Armenia's trade sector has experienced a remarkable transformation in recent years. In 2023, exports and imports saw dramatic increases, with exports up by 55% and imports by 40% year-on-year.

Remittances from Russia, which had doubled in 2021, remained high by mid-2023, although they did not reach the previous year's peak levels. These remittances have played a crucial role in supporting Armenia's economy, providing a stable source of foreign exchange and boosting consumer spending.

Forecasts for Armenia's economic growth in 2024 vary, reflecting the complexity of the global economic landscape. The Armenian government predicts a 7% growth, while the Central Bank expects a slightly more conservative 6.1% expansion.

The IMF forecasts a 5% growth, and Fitch Ratings anticipates a 6% growth in 2024 and a 4.9% growth in 2025. Despite these variations, one thing is clear: Armenia's economic growth story is far from over.

As the world watches with bated breath, Armenia continues to carve its niche as an economic powerhouse, defying odds and redefining possibilities. Its journey serves as a testament to the power of resilience, innovation, and strategic foresight in the face of economic uncertainty.

Violinist Nikolay Madoyan’s album among Naxos bestsellers

Panorama, Armenia
Feb 5 2024

Renowned German-Armenian violinist Nikolay Madoyan's album Armenian Brilliance has made it to the top twenty best-selling Naxos albums and has received high praise from critics, including the BBC and Pizzicato music magazines, his team told on Monday.

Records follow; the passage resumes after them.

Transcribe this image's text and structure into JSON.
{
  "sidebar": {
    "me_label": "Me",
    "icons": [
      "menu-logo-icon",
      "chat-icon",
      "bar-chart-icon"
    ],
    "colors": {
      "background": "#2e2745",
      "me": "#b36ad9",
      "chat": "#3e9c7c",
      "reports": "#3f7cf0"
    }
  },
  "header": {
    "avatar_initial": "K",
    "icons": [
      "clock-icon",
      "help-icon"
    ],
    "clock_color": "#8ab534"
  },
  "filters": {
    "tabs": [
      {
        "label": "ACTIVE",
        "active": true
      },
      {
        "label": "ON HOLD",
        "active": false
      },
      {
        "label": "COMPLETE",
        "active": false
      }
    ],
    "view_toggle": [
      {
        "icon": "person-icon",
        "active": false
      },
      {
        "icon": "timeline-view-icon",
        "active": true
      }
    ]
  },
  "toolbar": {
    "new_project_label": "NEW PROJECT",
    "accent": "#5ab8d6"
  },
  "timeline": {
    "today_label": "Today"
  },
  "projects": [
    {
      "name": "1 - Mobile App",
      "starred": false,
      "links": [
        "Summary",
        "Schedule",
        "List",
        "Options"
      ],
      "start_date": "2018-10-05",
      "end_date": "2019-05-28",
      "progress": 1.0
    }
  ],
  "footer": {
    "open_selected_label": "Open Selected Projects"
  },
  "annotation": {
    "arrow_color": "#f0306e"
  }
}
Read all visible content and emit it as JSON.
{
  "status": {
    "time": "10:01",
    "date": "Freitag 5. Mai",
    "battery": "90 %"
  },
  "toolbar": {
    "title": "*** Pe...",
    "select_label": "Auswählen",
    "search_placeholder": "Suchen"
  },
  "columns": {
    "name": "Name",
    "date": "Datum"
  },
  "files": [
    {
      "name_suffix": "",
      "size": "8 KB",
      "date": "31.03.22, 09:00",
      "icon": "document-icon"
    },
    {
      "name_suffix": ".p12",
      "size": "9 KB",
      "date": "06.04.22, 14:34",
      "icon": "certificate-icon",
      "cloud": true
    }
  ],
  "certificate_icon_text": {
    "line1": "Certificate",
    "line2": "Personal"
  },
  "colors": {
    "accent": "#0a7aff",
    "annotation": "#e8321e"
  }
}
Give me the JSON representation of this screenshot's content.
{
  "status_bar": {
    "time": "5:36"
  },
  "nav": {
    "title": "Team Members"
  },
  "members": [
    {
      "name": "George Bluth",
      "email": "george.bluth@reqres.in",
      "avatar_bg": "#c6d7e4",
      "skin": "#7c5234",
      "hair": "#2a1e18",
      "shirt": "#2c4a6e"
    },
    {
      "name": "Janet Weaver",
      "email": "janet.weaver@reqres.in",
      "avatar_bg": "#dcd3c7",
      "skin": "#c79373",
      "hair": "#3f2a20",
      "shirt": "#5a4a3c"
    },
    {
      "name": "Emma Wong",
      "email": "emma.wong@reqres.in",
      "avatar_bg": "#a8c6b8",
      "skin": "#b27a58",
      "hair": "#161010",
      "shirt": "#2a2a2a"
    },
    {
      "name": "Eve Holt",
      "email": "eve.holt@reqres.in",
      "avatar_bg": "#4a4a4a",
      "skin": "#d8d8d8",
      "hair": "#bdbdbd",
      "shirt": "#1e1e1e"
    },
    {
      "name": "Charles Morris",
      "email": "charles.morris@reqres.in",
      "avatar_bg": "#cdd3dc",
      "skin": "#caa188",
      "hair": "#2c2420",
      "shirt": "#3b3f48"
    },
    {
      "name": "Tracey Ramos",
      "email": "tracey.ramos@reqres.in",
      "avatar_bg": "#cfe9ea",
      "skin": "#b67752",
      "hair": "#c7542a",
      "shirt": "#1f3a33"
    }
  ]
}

The album was released by Naxos Records in October 2023. It was recorded with pianist Armine Grigoryan.

Armenian Brilliance features 15 delightful Armenian works for violin and piano.

‘Armenia must be able to defend its sovereignty and people,’ French Ambassador at Army Day


YEREVAN, JANUARY 29, ARMENPRESS. French Ambassador to Armenia Olivier Decottignies on January 28 attended the Army Day celebration in Armenia.

“I was honored to attend the celebration dedicated to Army Day together with the defense attache. Armenia must be able to defend its sovereignty and its people,” the French Ambassador said in a post on X.  He added that France is enhancing its defense relations with Armenia and forming strategic ties.

Prime Minister Nikol Pashinyan issues objectives to Foreign Intelligence Service


YEREVAN, JANUARY 29, ARMENPRESS. Prime Minister Nikol Pashinyan has held a meeting with the leadership and officers of the Foreign Intelligence Service.

During the meeting the Prime Minister was briefed on the course of the establishment of the agency and the 2024 action plan.

“Views were exchanged on addressing modern challenges, as well as the objectives of the Foreign Intelligence Service in the development of the state. The Prime Minister issued concrete objectives and directives to the service,” the Prime Minister’s Office said in a readout.